# Description of the task
Below are the records; reproduce all of them exactly but without any images.

# Records supplied
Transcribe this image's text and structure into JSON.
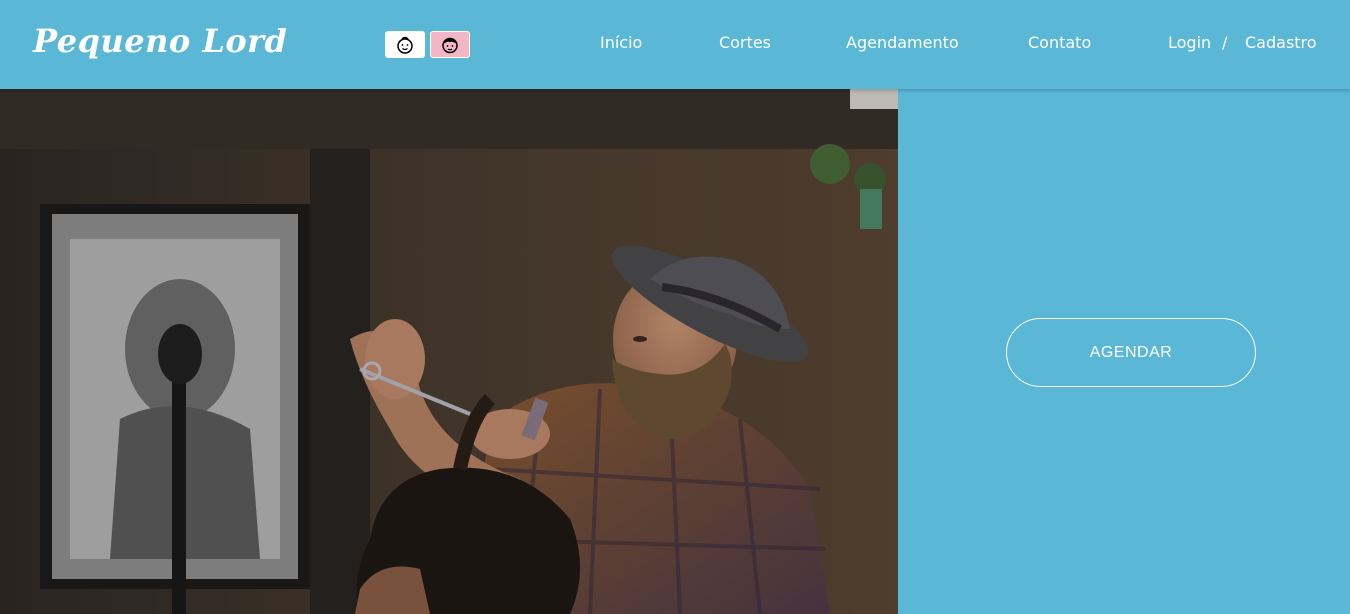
{
  "brand": {
    "name": "Pequeno Lord"
  },
  "theme_toggles": [
    {
      "icon": "child-face-icon",
      "color": "#ffffff"
    },
    {
      "icon": "girl-face-icon",
      "color": "#f3b6c6"
    }
  ],
  "nav": {
    "inicio": "Início",
    "cortes": "Cortes",
    "agendamento": "Agendamento",
    "contato": "Contato",
    "login": "Login",
    "separator": "/",
    "cadastro": "Cadastro"
  },
  "hero": {
    "cta_label": "AGENDAR"
  },
  "colors": {
    "primary": "#5ab8d6",
    "pink": "#f3b6c6",
    "white": "#ffffff"
  }
}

# Response to this exercise
Transcribe this image's text and structure into JSON.
{
  "brand": {
    "name": "Pequeno Lord"
  },
  "theme_toggles": [
    {
      "icon": "child-face-icon",
      "color": "#ffffff"
    },
    {
      "icon": "girl-face-icon",
      "color": "#f3b6c6"
    }
  ],
  "nav": {
    "inicio": "Início",
    "cortes": "Cortes",
    "agendamento": "Agendamento",
    "contato": "Contato",
    "login": "Login",
    "separator": "/",
    "cadastro": "Cadastro"
  },
  "hero": {
    "cta_label": "AGENDAR"
  },
  "colors": {
    "primary": "#5ab8d6",
    "pink": "#f3b6c6",
    "white": "#ffffff"
  }
}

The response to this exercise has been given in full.